Whenever a super El Niño hits, these trade winds and ocean currents weaken considerably and strangle the food chain from the bottom up, according to an NOAA climatologist. All of the animals, birds especially, are forced to compete with each other and with the demanding commercial fisheries of the Galapagos. Since the demand for food stays just as high when the supply diminishes, it becomes a true case study of the survival of the fittest.
Dr. Martin Wikelski, a professor at the University of Konstanz and the director of the Max Planck Institute for Ornithology, explains that how the penguins are affected is fairly straightforward: “When nutrients are gone this is detrimental for fish swarms and [therefore] penguins.” Unfortunately, while some species have evolved more adaptable reproductive systems, Wikelski says that the penguins are not as versatile, and suffer more severe population losses when El Niño hits. “They recover more slowly because their reproductive system is not as flexible, as in the marine iguanas,” he says. With population numbers so low before the ENSO conditions arrive, its impact will be tangibly worse. Hopefully, thanks to the recent population explosion due to global warming, the penguins might still have a pretty fair shot at survival. “We know that environmental conditions during El Niños change a lot, and this introduces a lot of interesting evolutionary dynamics in Galapagos species,” Wikelski says.

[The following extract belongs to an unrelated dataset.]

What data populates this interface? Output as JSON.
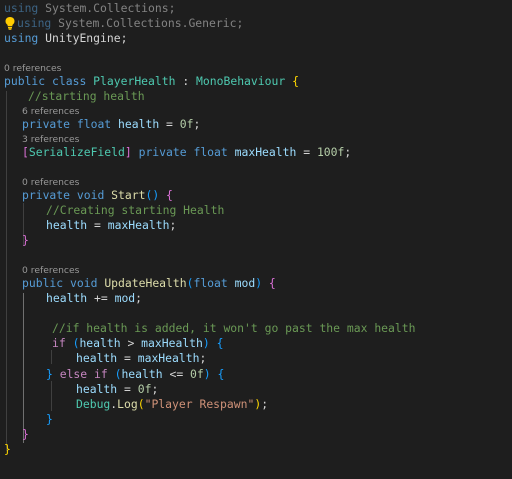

The future of the Galapagos penguin has yet to be written; but when this El Niño begins to taper off in February, we will see if March becomes a March of the penguins or a march towards extinction of the Galapagos Penguin.
Article writen by Brian Bayer November 2015.